The company did take one of the first steps this year in recycling initiatives with its first e-chain made from entirely recycled material.
Igus has been collecting used energy chains from customers since 2019, so they do not end up in industrial waste. More than 32 tons of material have been collected across 13 countries since the program began.
“The focus should not be only on first use of products, but also the reuse of raw materials,’’ said Jörg Ottersbach, head of igus’ e-chains business unit. “We see a lot of ‘cradle-to-cradle’ potential and strive to reprocess as many raw materials and discarded products as possible so that precious resources are not wasted but used wisely for as long as possible.”
The challenge to develop sustainably friendly cables will become even more critical in the years ahead. Marran said increasing automation and a focus on reducing downtime will drive growth in the cable industry.
“With the pandemic we have faced in the last few years, more and more manufacturers are starting to look at different processes that can be automated,’’ Marran said. “We’ve also seen an increased focus on downtime costs. With the world getting more automated, it is also looking at becoming more and more efficient.”
With its written guarantee, lifetime calculator and wide range of cables, igus is poised to embrace the challenges of improving sustainability. The company started developing its cable products at nearly the same time as the 1992 UN meeting in Brazil. That has put them ahead of other companies that are now racing to catch up.

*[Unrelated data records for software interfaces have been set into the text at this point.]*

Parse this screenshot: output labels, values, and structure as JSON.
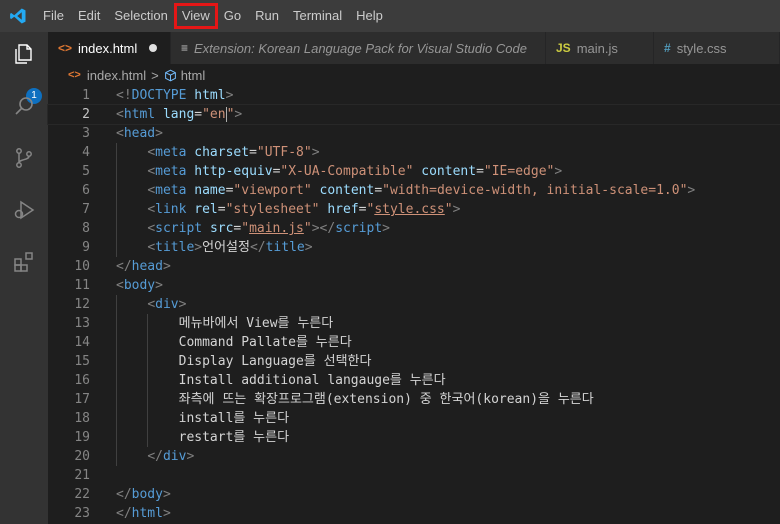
{
  "menubar": {
    "items": [
      "File",
      "Edit",
      "Selection",
      "View",
      "Go",
      "Run",
      "Terminal",
      "Help"
    ],
    "highlighted": "View"
  },
  "activity": {
    "badge": "1"
  },
  "tabs": [
    {
      "label": "index.html",
      "icon": "html-icon",
      "modified": true,
      "active": true,
      "italic": false
    },
    {
      "label": "Extension: Korean Language Pack for Visual Studio Code",
      "icon": "extension-doc-icon",
      "modified": false,
      "active": false,
      "italic": true
    },
    {
      "label": "main.js",
      "icon": "js-icon",
      "modified": false,
      "active": false,
      "italic": false
    },
    {
      "label": "style.css",
      "icon": "css-icon",
      "modified": false,
      "active": false,
      "italic": false
    }
  ],
  "tab_icons": {
    "html": "<>",
    "ext": "≡",
    "js": "JS",
    "css": "#"
  },
  "breadcrumb": {
    "file": "index.html",
    "element": "html",
    "sep": ">"
  },
  "editor": {
    "current_line": 2,
    "lines": [
      {
        "n": "1",
        "s": [
          [
            "t",
            "<!"
          ],
          [
            "tn",
            "DOCTYPE"
          ],
          [
            "tx",
            " "
          ],
          [
            "an",
            "html"
          ],
          [
            "t",
            ">"
          ]
        ]
      },
      {
        "n": "2",
        "s": [
          [
            "t",
            "<"
          ],
          [
            "tn",
            "html"
          ],
          [
            "tx",
            " "
          ],
          [
            "an",
            "lang"
          ],
          [
            "tx",
            "="
          ],
          [
            "av",
            "\"en"
          ],
          [
            "cursor",
            ""
          ],
          [
            "av",
            "\""
          ],
          [
            "t",
            ">"
          ]
        ]
      },
      {
        "n": "3",
        "s": [
          [
            "t",
            "<"
          ],
          [
            "tn",
            "head"
          ],
          [
            "t",
            ">"
          ]
        ]
      },
      {
        "n": "4",
        "s": [
          [
            "tx",
            "    "
          ],
          [
            "t",
            "<"
          ],
          [
            "tn",
            "meta"
          ],
          [
            "tx",
            " "
          ],
          [
            "an",
            "charset"
          ],
          [
            "tx",
            "="
          ],
          [
            "av",
            "\"UTF-8\""
          ],
          [
            "t",
            ">"
          ]
        ]
      },
      {
        "n": "5",
        "s": [
          [
            "tx",
            "    "
          ],
          [
            "t",
            "<"
          ],
          [
            "tn",
            "meta"
          ],
          [
            "tx",
            " "
          ],
          [
            "an",
            "http-equiv"
          ],
          [
            "tx",
            "="
          ],
          [
            "av",
            "\"X-UA-Compatible\""
          ],
          [
            "tx",
            " "
          ],
          [
            "an",
            "content"
          ],
          [
            "tx",
            "="
          ],
          [
            "av",
            "\"IE=edge\""
          ],
          [
            "t",
            ">"
          ]
        ]
      },
      {
        "n": "6",
        "s": [
          [
            "tx",
            "    "
          ],
          [
            "t",
            "<"
          ],
          [
            "tn",
            "meta"
          ],
          [
            "tx",
            " "
          ],
          [
            "an",
            "name"
          ],
          [
            "tx",
            "="
          ],
          [
            "av",
            "\"viewport\""
          ],
          [
            "tx",
            " "
          ],
          [
            "an",
            "content"
          ],
          [
            "tx",
            "="
          ],
          [
            "av",
            "\"width=device-width, initial-scale=1.0\""
          ],
          [
            "t",
            ">"
          ]
        ]
      },
      {
        "n": "7",
        "s": [
          [
            "tx",
            "    "
          ],
          [
            "t",
            "<"
          ],
          [
            "tn",
            "link"
          ],
          [
            "tx",
            " "
          ],
          [
            "an",
            "rel"
          ],
          [
            "tx",
            "="
          ],
          [
            "av",
            "\"stylesheet\""
          ],
          [
            "tx",
            " "
          ],
          [
            "an",
            "href"
          ],
          [
            "tx",
            "="
          ],
          [
            "av",
            "\""
          ],
          [
            "avu",
            "style.css"
          ],
          [
            "av",
            "\""
          ],
          [
            "t",
            ">"
          ]
        ]
      },
      {
        "n": "8",
        "s": [
          [
            "tx",
            "    "
          ],
          [
            "t",
            "<"
          ],
          [
            "tn",
            "script"
          ],
          [
            "tx",
            " "
          ],
          [
            "an",
            "src"
          ],
          [
            "tx",
            "="
          ],
          [
            "av",
            "\""
          ],
          [
            "avu",
            "main.js"
          ],
          [
            "av",
            "\""
          ],
          [
            "t",
            "></"
          ],
          [
            "tn",
            "script"
          ],
          [
            "t",
            ">"
          ]
        ]
      },
      {
        "n": "9",
        "s": [
          [
            "tx",
            "    "
          ],
          [
            "t",
            "<"
          ],
          [
            "tn",
            "title"
          ],
          [
            "t",
            ">"
          ],
          [
            "tx",
            "언어설정"
          ],
          [
            "t",
            "</"
          ],
          [
            "tn",
            "title"
          ],
          [
            "t",
            ">"
          ]
        ]
      },
      {
        "n": "10",
        "s": [
          [
            "t",
            "</"
          ],
          [
            "tn",
            "head"
          ],
          [
            "t",
            ">"
          ]
        ]
      },
      {
        "n": "11",
        "s": [
          [
            "t",
            "<"
          ],
          [
            "tn",
            "body"
          ],
          [
            "t",
            ">"
          ]
        ]
      },
      {
        "n": "12",
        "s": [
          [
            "tx",
            "    "
          ],
          [
            "t",
            "<"
          ],
          [
            "tn",
            "div"
          ],
          [
            "t",
            ">"
          ]
        ]
      },
      {
        "n": "13",
        "s": [
          [
            "tx",
            "        메뉴바에서 View를 누른다"
          ]
        ]
      },
      {
        "n": "14",
        "s": [
          [
            "tx",
            "        Command Pallate를 누른다"
          ]
        ]
      },
      {
        "n": "15",
        "s": [
          [
            "tx",
            "        Display Language를 선택한다"
          ]
        ]
      },
      {
        "n": "16",
        "s": [
          [
            "tx",
            "        Install additional langauge를 누른다"
          ]
        ]
      },
      {
        "n": "17",
        "s": [
          [
            "tx",
            "        좌측에 뜨는 확장프로그램(extension) 중 한국어(korean)을 누른다"
          ]
        ]
      },
      {
        "n": "18",
        "s": [
          [
            "tx",
            "        install를 누른다"
          ]
        ]
      },
      {
        "n": "19",
        "s": [
          [
            "tx",
            "        restart를 누른다"
          ]
        ]
      },
      {
        "n": "20",
        "s": [
          [
            "tx",
            "    "
          ],
          [
            "t",
            "</"
          ],
          [
            "tn",
            "div"
          ],
          [
            "t",
            ">"
          ]
        ]
      },
      {
        "n": "21",
        "s": []
      },
      {
        "n": "22",
        "s": [
          [
            "t",
            "</"
          ],
          [
            "tn",
            "body"
          ],
          [
            "t",
            ">"
          ]
        ]
      },
      {
        "n": "23",
        "s": [
          [
            "t",
            "</"
          ],
          [
            "tn",
            "html"
          ],
          [
            "t",
            ">"
          ]
        ]
      }
    ]
  }
}
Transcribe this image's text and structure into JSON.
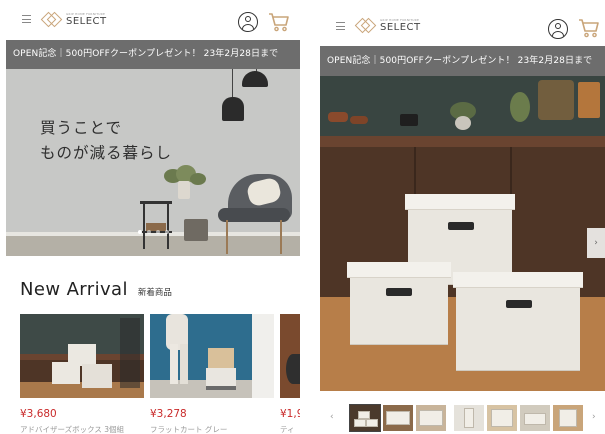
{
  "brand": {
    "sub": "GRIP HOME FURNITURE",
    "name": "SELECT",
    "color": "#c9a57a"
  },
  "promo": {
    "text": "OPEN記念｜500円OFFクーポンプレゼント！ 23年2月28日まで",
    "bg": "#6d6d6d"
  },
  "hero": {
    "copy": "買うことで\nものが減る暮らし",
    "slide_dots": 4,
    "active_slide": 1
  },
  "new_arrival": {
    "title": "New Arrival",
    "subtitle": "新着商品",
    "products": [
      {
        "price": "¥3,680",
        "name": "アドバイザーズボックス 3個組"
      },
      {
        "price": "¥3,278",
        "name": "フラットカート グレー"
      },
      {
        "price": "¥1,9",
        "name": "ティ"
      }
    ],
    "price_color": "#c92a2a"
  },
  "gallery": {
    "next_label": "›",
    "prev_label": "‹",
    "thumb_count": 7
  },
  "icons": {
    "menu": "hamburger-icon",
    "account": "account-icon",
    "cart": "cart-icon"
  }
}
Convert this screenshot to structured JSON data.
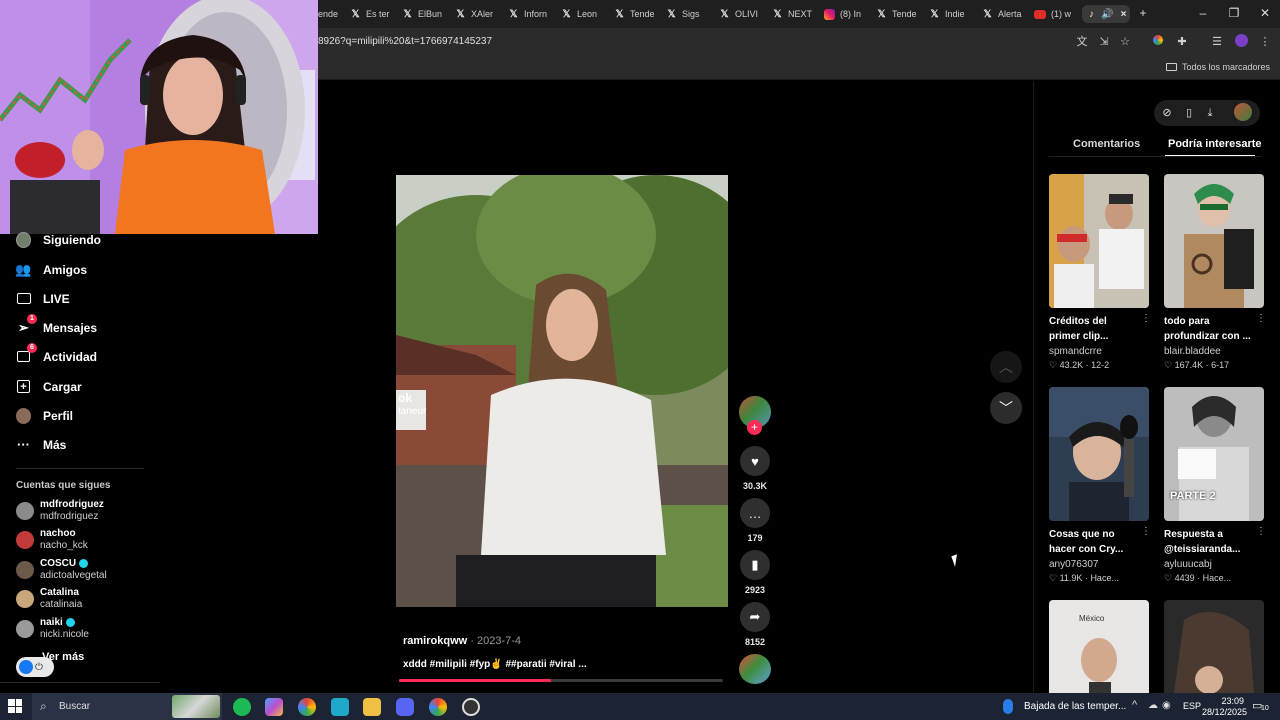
{
  "browser": {
    "tabs": [
      {
        "label": "ende",
        "icon": "x-icon"
      },
      {
        "label": "Es ter",
        "icon": "x-icon"
      },
      {
        "label": "ElBun",
        "icon": "x-icon"
      },
      {
        "label": "XAler",
        "icon": "x-icon"
      },
      {
        "label": "Inforn",
        "icon": "x-icon"
      },
      {
        "label": "Leon",
        "icon": "x-icon"
      },
      {
        "label": "Tende",
        "icon": "x-icon"
      },
      {
        "label": "Sigs",
        "icon": "x-icon"
      },
      {
        "label": "OLIVI",
        "icon": "x-icon"
      },
      {
        "label": "NEXT",
        "icon": "x-icon"
      },
      {
        "label": "(8) In",
        "icon": "instagram-icon"
      },
      {
        "label": "Tende",
        "icon": "x-icon"
      },
      {
        "label": "Indie",
        "icon": "x-icon"
      },
      {
        "label": "Alerta",
        "icon": "x-icon"
      },
      {
        "label": "(1) w",
        "icon": "youtube-icon"
      }
    ],
    "url": "8926?q=milipili%20&t=1766974145237",
    "bookmarks_all": "Todos los marcadores"
  },
  "sidebar": {
    "nav": [
      {
        "label": "Siguiendo",
        "icon": "following-icon"
      },
      {
        "label": "Amigos",
        "icon": "friends-icon"
      },
      {
        "label": "LIVE",
        "icon": "live-icon"
      },
      {
        "label": "Mensajes",
        "icon": "messages-icon",
        "badge": "1"
      },
      {
        "label": "Actividad",
        "icon": "activity-icon",
        "badge": "6"
      },
      {
        "label": "Cargar",
        "icon": "upload-icon"
      },
      {
        "label": "Perfil",
        "icon": "profile-icon"
      },
      {
        "label": "Más",
        "icon": "more-icon"
      }
    ],
    "following_heading": "Cuentas que sigues",
    "accounts": [
      {
        "name": "mdfrodriguez",
        "handle": "mdfrodriguez",
        "verified": false
      },
      {
        "name": "nachoo",
        "handle": "nacho_kck",
        "verified": false
      },
      {
        "name": "COSCU",
        "handle": "adictoalvegetal",
        "verified": true
      },
      {
        "name": "Catalina",
        "handle": "catalinaia",
        "verified": false
      },
      {
        "name": "naiki",
        "handle": "nicki.nicole",
        "verified": true
      }
    ],
    "see_more": "Ver más"
  },
  "video": {
    "watermark_line1": "ok",
    "watermark_line2": "taneur",
    "author": "ramirokqww",
    "date": "2023-7-4",
    "caption": "xddd #milipili #fyp✌️ ##paratii #viral ...",
    "progress": 0.47,
    "likes": "30.3K",
    "comments": "179",
    "saves": "2923",
    "shares": "8152"
  },
  "right_panel": {
    "tab_comments": "Comentarios",
    "tab_suggested": "Podría interesarte",
    "suggestions": [
      {
        "title": "Créditos del primer clip...",
        "user": "spmandcrre",
        "likes": "43.2K",
        "date": "12-2"
      },
      {
        "title": "todo para profundizar con ...",
        "user": "blair.bladdee",
        "likes": "167.4K",
        "date": "6-17"
      },
      {
        "title": "Cosas que no hacer con Cry...",
        "user": "any076307",
        "likes": "11.9K",
        "date": "Hace..."
      },
      {
        "title": "Respuesta a @teissiaranda...",
        "user": "ayluuucabj",
        "likes": "4439",
        "date": "Hace...",
        "overlay": "PARTE 2"
      },
      {
        "title": "",
        "user": "",
        "likes": "",
        "date": "",
        "overlay": "México"
      },
      {
        "title": "",
        "user": "",
        "likes": "",
        "date": ""
      }
    ]
  },
  "taskbar": {
    "search_placeholder": "Buscar",
    "news": "Bajada de las temper...",
    "lang": "ESP",
    "time": "23:09",
    "date": "28/12/2025",
    "notif_count": "10"
  },
  "colors": {
    "accent": "#fe2c55",
    "verified": "#20d5ec",
    "taskbar": "#1c2433"
  }
}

“We’re continually testing and adding new cables to the automation market,’’ Marran said. “Not many suppliers pour as much time, effort and energy into research, developing and testing of the cables to ensure they are the best cables for moving applications.”
Thomas Renner writes on architecture, building, engineering and other trade industry topics for publications throughout the United States. DW